____ Material for the task

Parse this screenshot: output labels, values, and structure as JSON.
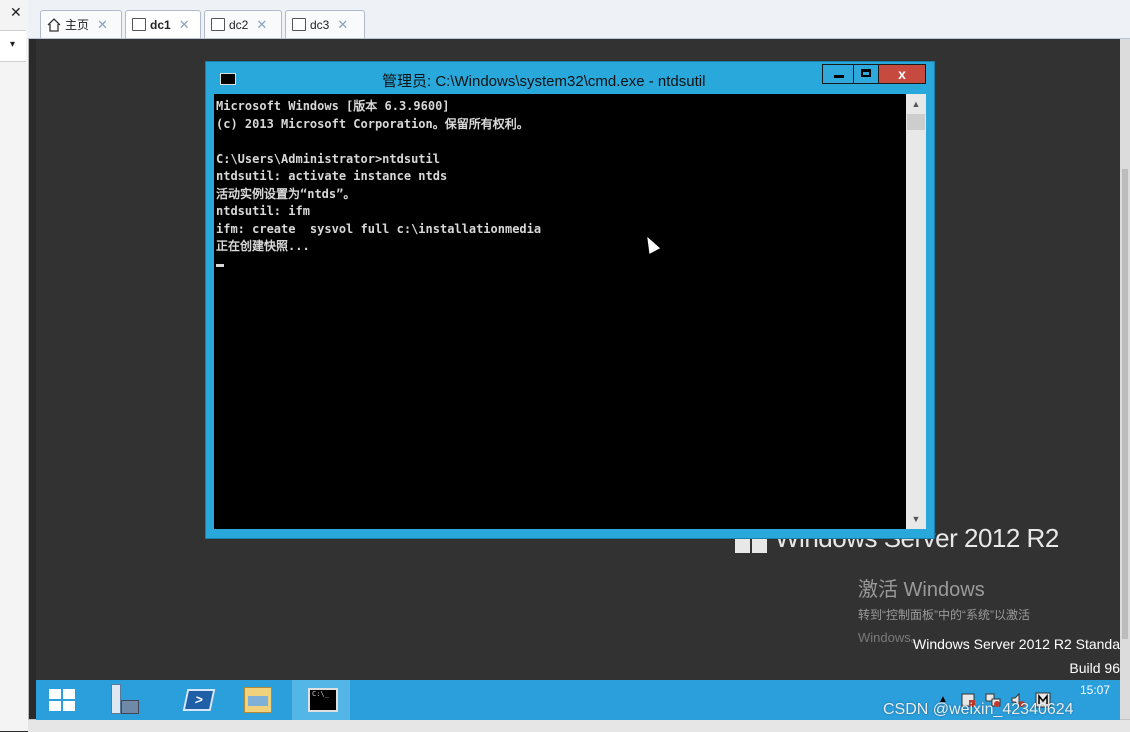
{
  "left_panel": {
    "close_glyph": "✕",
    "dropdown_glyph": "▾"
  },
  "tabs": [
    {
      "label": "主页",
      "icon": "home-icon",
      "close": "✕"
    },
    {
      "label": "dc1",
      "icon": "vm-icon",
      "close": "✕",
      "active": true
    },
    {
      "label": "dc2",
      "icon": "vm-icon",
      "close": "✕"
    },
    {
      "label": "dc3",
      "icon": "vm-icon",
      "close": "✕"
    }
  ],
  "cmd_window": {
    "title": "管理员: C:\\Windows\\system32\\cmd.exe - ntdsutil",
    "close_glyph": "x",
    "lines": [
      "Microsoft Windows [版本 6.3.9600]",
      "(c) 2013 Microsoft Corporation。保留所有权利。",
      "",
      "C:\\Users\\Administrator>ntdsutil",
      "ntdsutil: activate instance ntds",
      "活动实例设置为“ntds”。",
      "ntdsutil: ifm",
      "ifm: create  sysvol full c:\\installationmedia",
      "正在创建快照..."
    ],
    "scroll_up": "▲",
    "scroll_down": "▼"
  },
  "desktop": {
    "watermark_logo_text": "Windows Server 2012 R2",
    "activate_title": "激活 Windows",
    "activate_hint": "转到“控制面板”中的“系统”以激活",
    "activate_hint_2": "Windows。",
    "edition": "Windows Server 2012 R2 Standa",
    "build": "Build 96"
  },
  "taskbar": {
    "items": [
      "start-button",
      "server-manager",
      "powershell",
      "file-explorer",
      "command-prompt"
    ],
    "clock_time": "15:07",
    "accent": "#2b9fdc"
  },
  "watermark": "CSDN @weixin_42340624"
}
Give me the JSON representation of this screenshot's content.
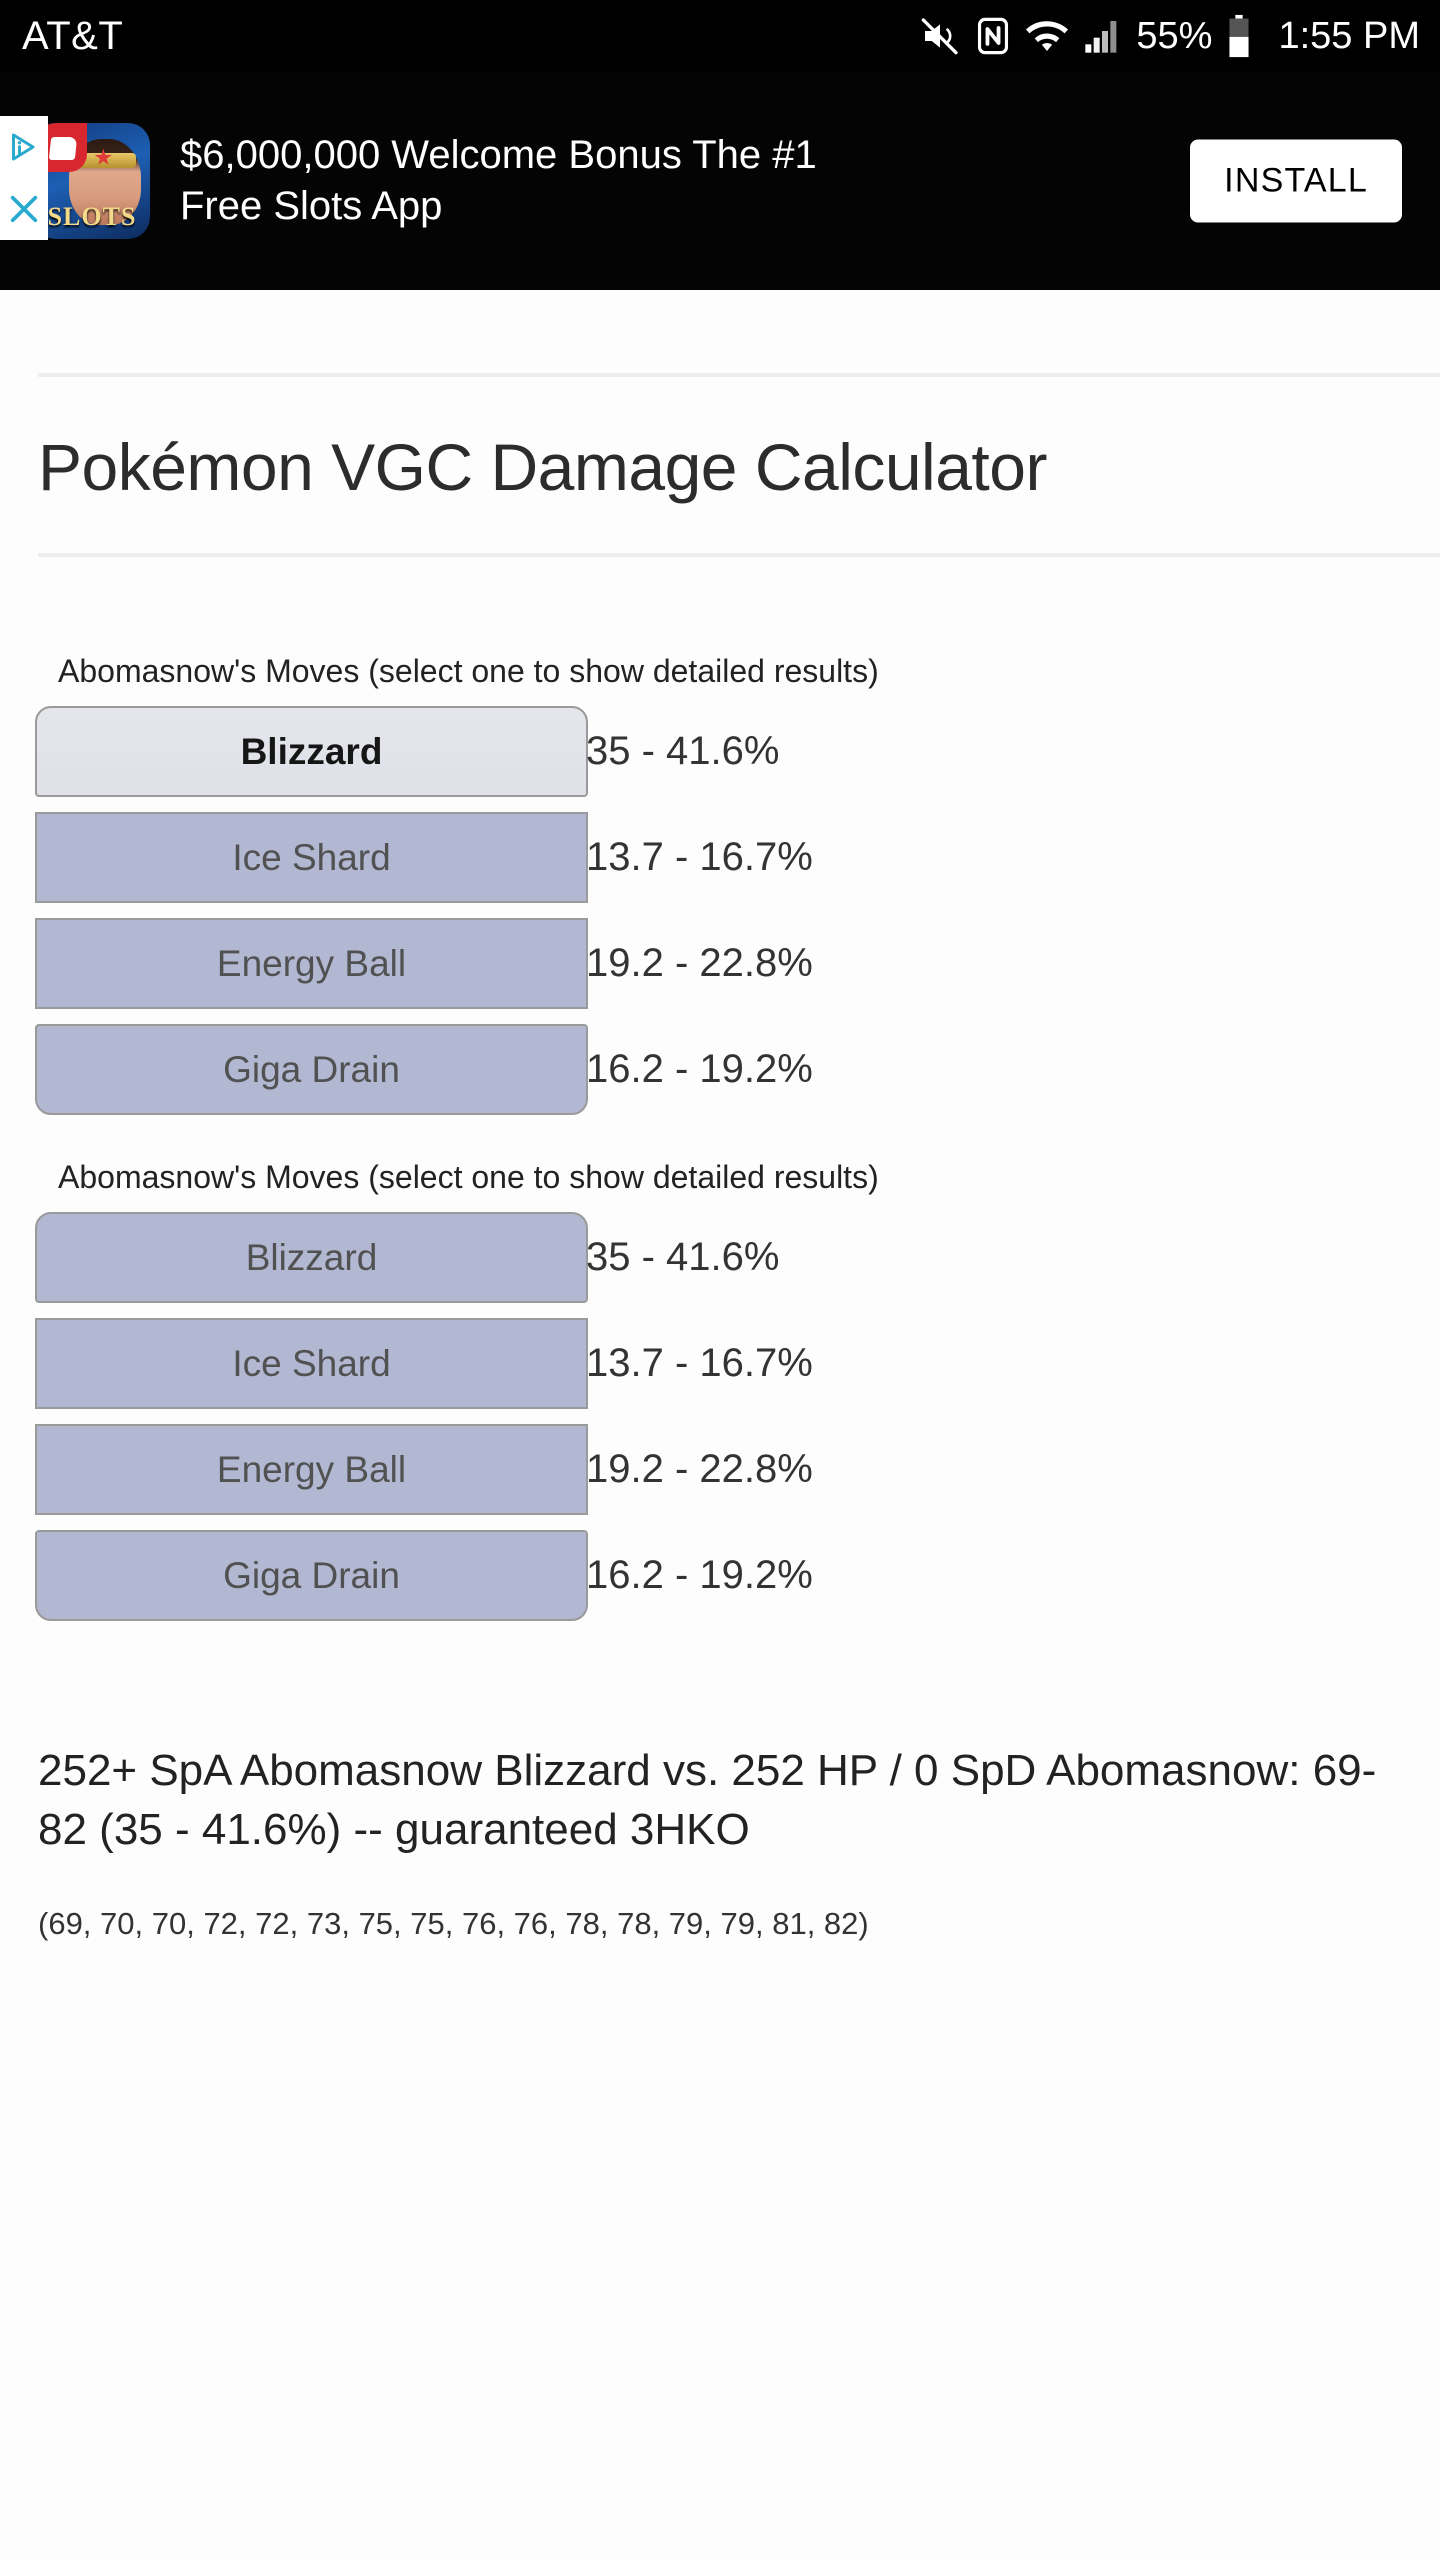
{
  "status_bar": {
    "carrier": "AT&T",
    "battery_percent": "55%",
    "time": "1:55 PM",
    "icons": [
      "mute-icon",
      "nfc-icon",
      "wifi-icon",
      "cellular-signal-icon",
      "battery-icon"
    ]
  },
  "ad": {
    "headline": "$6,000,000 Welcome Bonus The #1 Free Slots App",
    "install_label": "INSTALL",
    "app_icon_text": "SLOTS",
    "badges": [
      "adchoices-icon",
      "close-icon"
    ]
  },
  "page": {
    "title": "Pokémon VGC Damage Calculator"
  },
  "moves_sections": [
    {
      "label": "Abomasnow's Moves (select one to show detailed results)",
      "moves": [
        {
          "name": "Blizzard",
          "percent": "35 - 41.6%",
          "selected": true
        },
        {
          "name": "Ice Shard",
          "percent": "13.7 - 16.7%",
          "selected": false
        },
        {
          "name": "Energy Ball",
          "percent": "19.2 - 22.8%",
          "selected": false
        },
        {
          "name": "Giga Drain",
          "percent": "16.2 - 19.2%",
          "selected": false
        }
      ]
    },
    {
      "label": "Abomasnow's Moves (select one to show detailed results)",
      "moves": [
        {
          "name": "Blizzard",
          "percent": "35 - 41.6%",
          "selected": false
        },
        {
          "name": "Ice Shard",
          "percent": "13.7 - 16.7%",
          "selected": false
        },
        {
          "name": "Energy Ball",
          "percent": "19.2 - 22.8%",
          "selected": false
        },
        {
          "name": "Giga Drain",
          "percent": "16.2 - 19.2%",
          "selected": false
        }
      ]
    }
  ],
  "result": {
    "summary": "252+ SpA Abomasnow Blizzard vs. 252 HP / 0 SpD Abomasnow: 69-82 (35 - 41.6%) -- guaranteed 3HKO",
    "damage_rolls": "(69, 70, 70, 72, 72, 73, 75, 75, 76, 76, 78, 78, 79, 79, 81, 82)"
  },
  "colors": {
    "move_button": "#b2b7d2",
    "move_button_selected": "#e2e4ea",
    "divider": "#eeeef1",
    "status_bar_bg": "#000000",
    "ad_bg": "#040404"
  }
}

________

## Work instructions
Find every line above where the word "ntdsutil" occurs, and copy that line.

## Expected output
    "title": "管理员: C:\\Windows\\system32\\cmd.exe - ntdsutil",
      "C:\\Users\\Administrator>ntdsutil",
      "ntdsutil: activate instance ntds",
      "ntdsutil: ifm",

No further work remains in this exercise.